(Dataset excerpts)
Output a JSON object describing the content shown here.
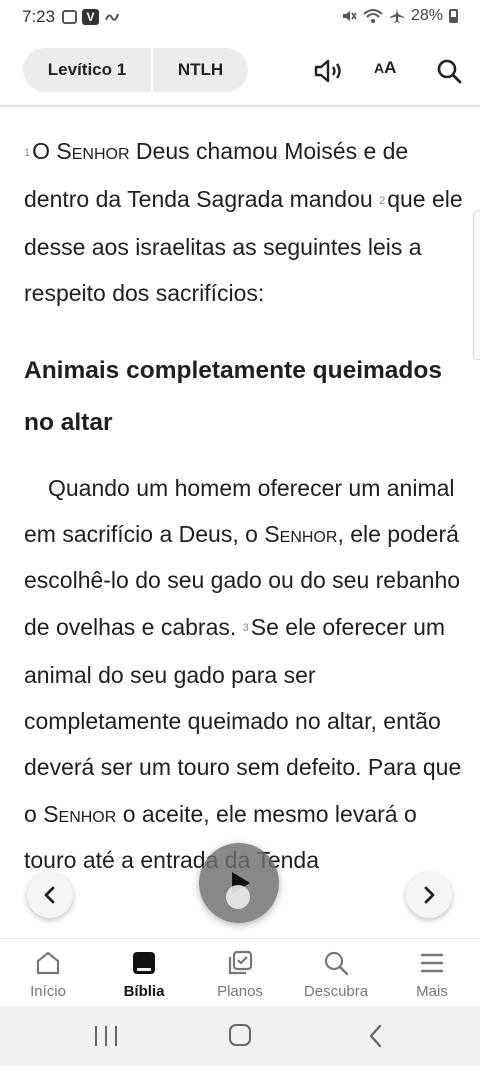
{
  "status_bar": {
    "time": "7:23",
    "battery": "28%"
  },
  "header": {
    "book": "Levítico 1",
    "version": "NTLH",
    "text_size_big": "A",
    "text_size_small": "A"
  },
  "passage": {
    "p1": {
      "v1": "1",
      "a": "O ",
      "lord1": "Senhor",
      "b": " Deus chamou Moisés e de dentro da Tenda Sagrada mandou ",
      "v2": "2",
      "c": "que ele desse aos israelitas as seguintes leis a respeito dos sacrifícios:"
    },
    "heading": "Animais completamente queimados no altar",
    "p2": {
      "a": "Quando um homem oferecer um animal em sacrifício a Deus, o ",
      "lord2": "Senhor",
      "b": ", ele poderá escolhê-lo do seu gado ou do seu rebanho de ovelhas e cabras. ",
      "v3": "3",
      "c": "Se ele oferecer um animal do seu gado para ser completamente queimado no altar, então deverá ser um touro sem defeito. Para que o ",
      "lord3": "Senhor",
      "d": " o aceite, ele mesmo levará o touro até a entrada da Tenda"
    }
  },
  "nav": {
    "items": [
      {
        "label": "Início"
      },
      {
        "label": "Bíblia"
      },
      {
        "label": "Planos"
      },
      {
        "label": "Descubra"
      },
      {
        "label": "Mais"
      }
    ]
  }
}
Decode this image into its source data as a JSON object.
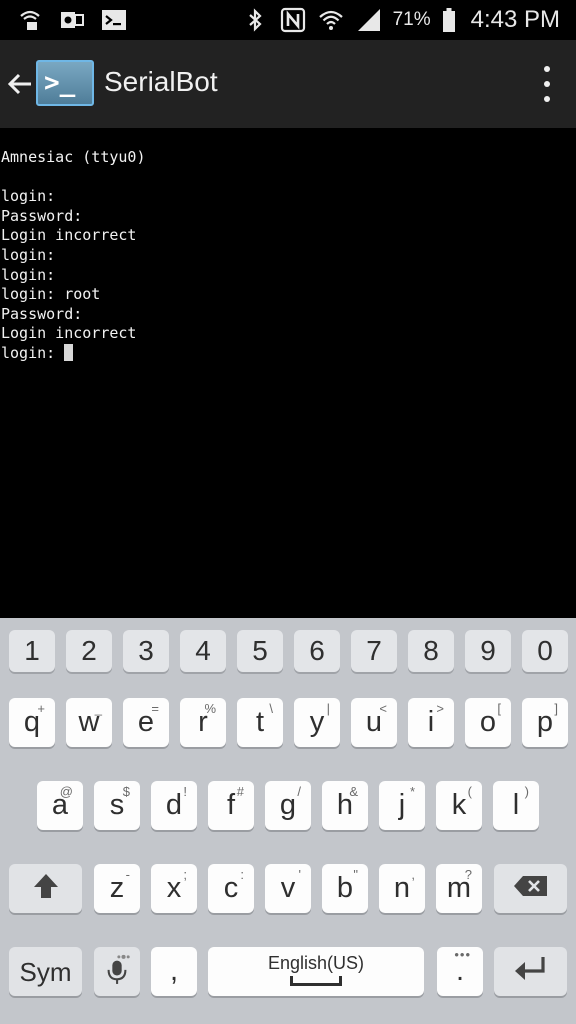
{
  "status_bar": {
    "icons": [
      "wifi-call-icon",
      "outlook-icon",
      "terminal-icon",
      "bluetooth-icon",
      "nfc-icon",
      "wifi-icon",
      "signal-icon",
      "battery-icon"
    ],
    "battery": "71%",
    "time": "4:43 PM"
  },
  "app_bar": {
    "title": "SerialBot",
    "app_icon_glyph": ">_"
  },
  "terminal": {
    "lines": [
      "Amnesiac (ttyu0)",
      "",
      "login:",
      "Password:",
      "Login incorrect",
      "login:",
      "login:",
      "login: root",
      "Password:",
      "Login incorrect",
      "login: "
    ]
  },
  "keyboard": {
    "numbers": [
      "1",
      "2",
      "3",
      "4",
      "5",
      "6",
      "7",
      "8",
      "9",
      "0"
    ],
    "row1": [
      {
        "main": "q",
        "sub": "+"
      },
      {
        "main": "w",
        "sub": "_"
      },
      {
        "main": "e",
        "sub": "="
      },
      {
        "main": "r",
        "sub": "%"
      },
      {
        "main": "t",
        "sub": "\\"
      },
      {
        "main": "y",
        "sub": "|"
      },
      {
        "main": "u",
        "sub": "<"
      },
      {
        "main": "i",
        "sub": ">"
      },
      {
        "main": "o",
        "sub": "["
      },
      {
        "main": "p",
        "sub": "]"
      }
    ],
    "row2": [
      {
        "main": "a",
        "sub": "@"
      },
      {
        "main": "s",
        "sub": "$"
      },
      {
        "main": "d",
        "sub": "!"
      },
      {
        "main": "f",
        "sub": "#"
      },
      {
        "main": "g",
        "sub": "/"
      },
      {
        "main": "h",
        "sub": "&"
      },
      {
        "main": "j",
        "sub": "*"
      },
      {
        "main": "k",
        "sub": "("
      },
      {
        "main": "l",
        "sub": ")"
      }
    ],
    "row3": [
      {
        "main": "z",
        "sub": "-"
      },
      {
        "main": "x",
        "sub": ";"
      },
      {
        "main": "c",
        "sub": ":"
      },
      {
        "main": "v",
        "sub": "'"
      },
      {
        "main": "b",
        "sub": "\""
      },
      {
        "main": "n",
        "sub": ","
      },
      {
        "main": "m",
        "sub": "?"
      }
    ],
    "sym_label": "Sym",
    "comma": ",",
    "space_label": "English(US)",
    "period": "."
  }
}
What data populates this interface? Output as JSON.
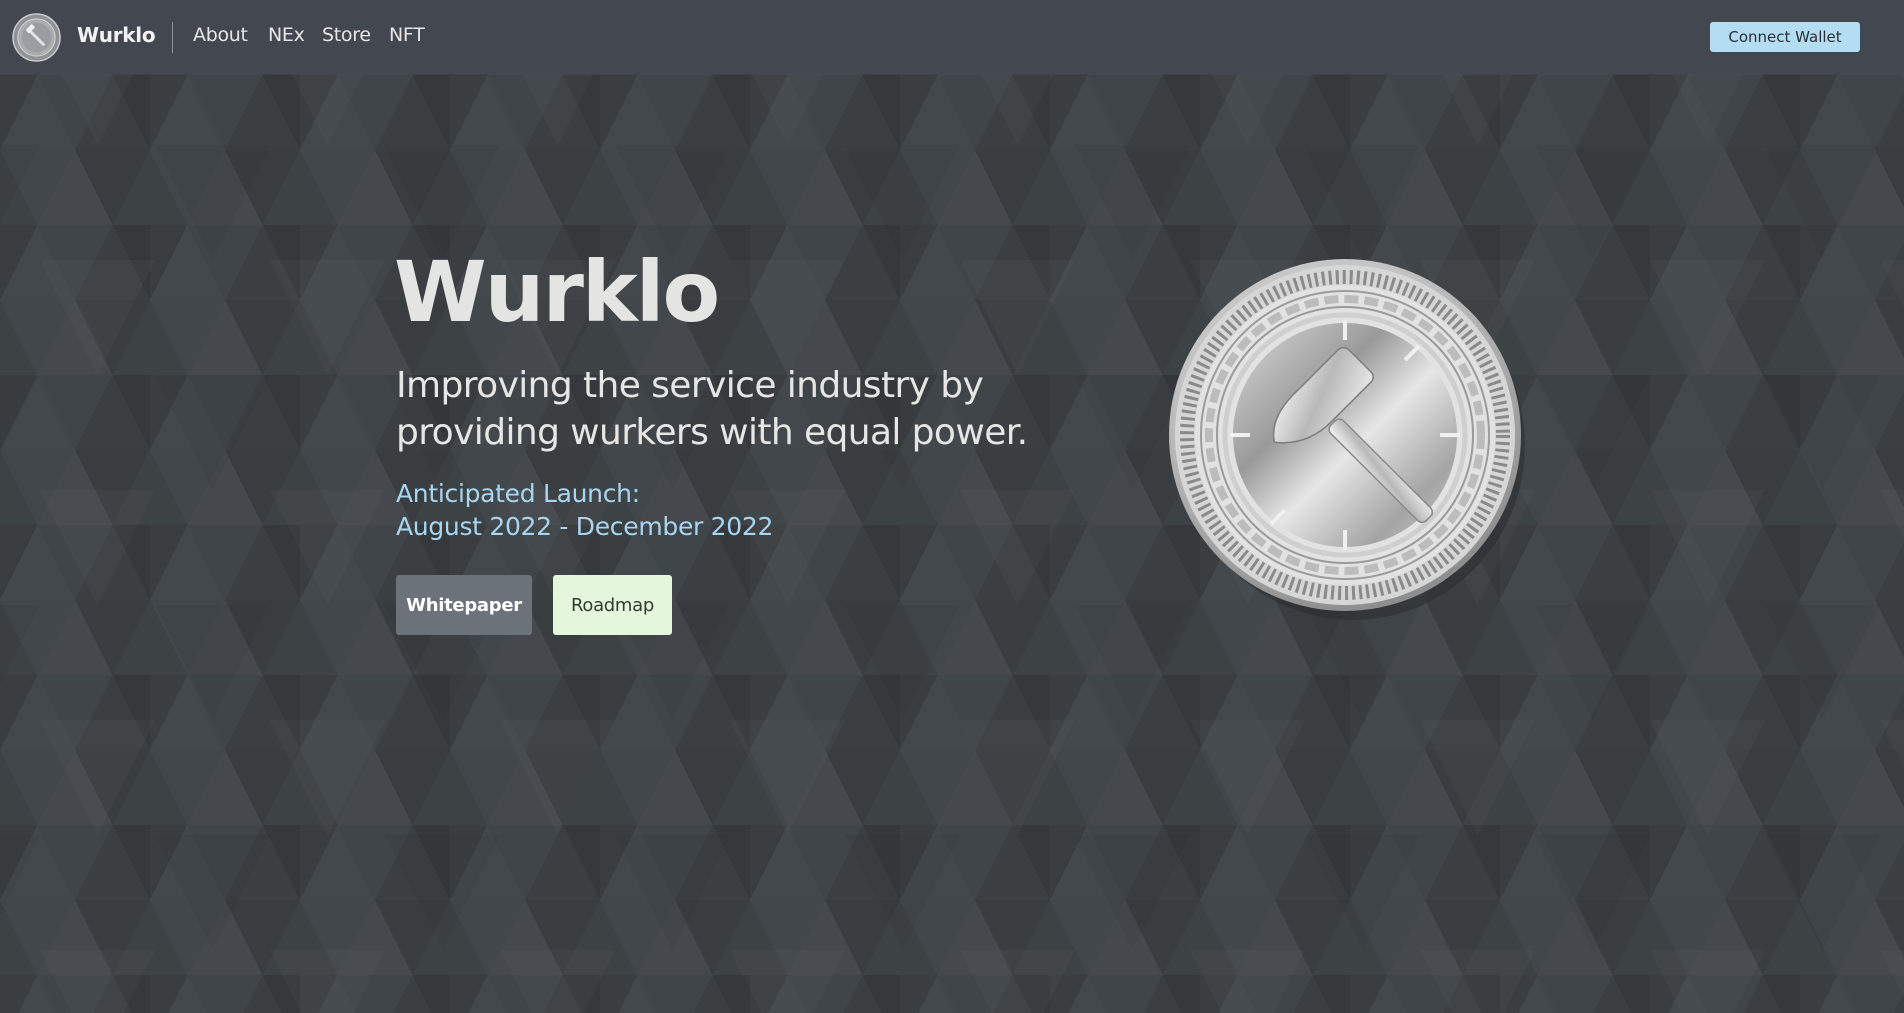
{
  "nav": {
    "brand": "Wurklo",
    "links": [
      "About",
      "NEx",
      "Store",
      "NFT"
    ],
    "connect_wallet": "Connect Wallet"
  },
  "hero": {
    "title": "Wurklo",
    "tagline": "Improving the service industry by providing wurkers with equal power.",
    "launch_label": "Anticipated Launch:",
    "launch_dates": "August 2022 - December 2022",
    "buttons": {
      "whitepaper": "Whitepaper",
      "roadmap": "Roadmap"
    }
  },
  "colors": {
    "background": "#3d4245",
    "navbar": "#434850",
    "accent_blue": "#a8d5f0",
    "connect_button": "#b4ddf3",
    "whitepaper_button": "#6c727a",
    "roadmap_button": "#e4f7dc"
  },
  "icons": {
    "brand_logo": "silver-coin-hammer-logo",
    "hero_image": "silver-coin-hammer-icon"
  }
}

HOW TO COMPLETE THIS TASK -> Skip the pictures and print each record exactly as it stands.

EXERCISE ANSWER ->
Output a JSON object describing the content shown here.
{
  "status_bar": {
    "time": "7:23",
    "battery": "28%"
  },
  "header": {
    "book": "Levítico 1",
    "version": "NTLH",
    "text_size_big": "A",
    "text_size_small": "A"
  },
  "passage": {
    "p1": {
      "v1": "1",
      "a": "O ",
      "lord1": "Senhor",
      "b": " Deus chamou Moisés e de dentro da Tenda Sagrada mandou ",
      "v2": "2",
      "c": "que ele desse aos israelitas as seguintes leis a respeito dos sacrifícios:"
    },
    "heading": "Animais completamente queimados no altar",
    "p2": {
      "a": "Quando um homem oferecer um animal em sacrifício a Deus, o ",
      "lord2": "Senhor",
      "b": ", ele poderá escolhê-lo do seu gado ou do seu rebanho de ovelhas e cabras. ",
      "v3": "3",
      "c": "Se ele oferecer um animal do seu gado para ser completamente queimado no altar, então deverá ser um touro sem defeito. Para que o ",
      "lord3": "Senhor",
      "d": " o aceite, ele mesmo levará o touro até a entrada da Tenda"
    }
  },
  "nav": {
    "items": [
      {
        "label": "Início"
      },
      {
        "label": "Bíblia"
      },
      {
        "label": "Planos"
      },
      {
        "label": "Descubra"
      },
      {
        "label": "Mais"
      }
    ]
  }
}
Decode this image into its source data as a JSON object.
{
  "status_bar": {
    "icons": [
      "wifi-call-icon",
      "outlook-icon",
      "terminal-icon",
      "bluetooth-icon",
      "nfc-icon",
      "wifi-icon",
      "signal-icon",
      "battery-icon"
    ],
    "battery": "71%",
    "time": "4:43 PM"
  },
  "app_bar": {
    "title": "SerialBot",
    "app_icon_glyph": ">_"
  },
  "terminal": {
    "lines": [
      "Amnesiac (ttyu0)",
      "",
      "login:",
      "Password:",
      "Login incorrect",
      "login:",
      "login:",
      "login: root",
      "Password:",
      "Login incorrect",
      "login: "
    ]
  },
  "keyboard": {
    "numbers": [
      "1",
      "2",
      "3",
      "4",
      "5",
      "6",
      "7",
      "8",
      "9",
      "0"
    ],
    "row1": [
      {
        "main": "q",
        "sub": "+"
      },
      {
        "main": "w",
        "sub": "_"
      },
      {
        "main": "e",
        "sub": "="
      },
      {
        "main": "r",
        "sub": "%"
      },
      {
        "main": "t",
        "sub": "\\"
      },
      {
        "main": "y",
        "sub": "|"
      },
      {
        "main": "u",
        "sub": "<"
      },
      {
        "main": "i",
        "sub": ">"
      },
      {
        "main": "o",
        "sub": "["
      },
      {
        "main": "p",
        "sub": "]"
      }
    ],
    "row2": [
      {
        "main": "a",
        "sub": "@"
      },
      {
        "main": "s",
        "sub": "$"
      },
      {
        "main": "d",
        "sub": "!"
      },
      {
        "main": "f",
        "sub": "#"
      },
      {
        "main": "g",
        "sub": "/"
      },
      {
        "main": "h",
        "sub": "&"
      },
      {
        "main": "j",
        "sub": "*"
      },
      {
        "main": "k",
        "sub": "("
      },
      {
        "main": "l",
        "sub": ")"
      }
    ],
    "row3": [
      {
        "main": "z",
        "sub": "-"
      },
      {
        "main": "x",
        "sub": ";"
      },
      {
        "main": "c",
        "sub": ":"
      },
      {
        "main": "v",
        "sub": "'"
      },
      {
        "main": "b",
        "sub": "\""
      },
      {
        "main": "n",
        "sub": ","
      },
      {
        "main": "m",
        "sub": "?"
      }
    ],
    "sym_label": "Sym",
    "comma": ",",
    "space_label": "English(US)",
    "period": "."
  }
}
What data populates this interface? Output as JSON.
{
  "nav": {
    "brand": "Wurklo",
    "links": [
      "About",
      "NEx",
      "Store",
      "NFT"
    ],
    "connect_wallet": "Connect Wallet"
  },
  "hero": {
    "title": "Wurklo",
    "tagline": "Improving the service industry by providing wurkers with equal power.",
    "launch_label": "Anticipated Launch:",
    "launch_dates": "August 2022 - December 2022",
    "buttons": {
      "whitepaper": "Whitepaper",
      "roadmap": "Roadmap"
    }
  },
  "colors": {
    "background": "#3d4245",
    "navbar": "#434850",
    "accent_blue": "#a8d5f0",
    "connect_button": "#b4ddf3",
    "whitepaper_button": "#6c727a",
    "roadmap_button": "#e4f7dc"
  },
  "icons": {
    "brand_logo": "silver-coin-hammer-logo",
    "hero_image": "silver-coin-hammer-icon"
  }
}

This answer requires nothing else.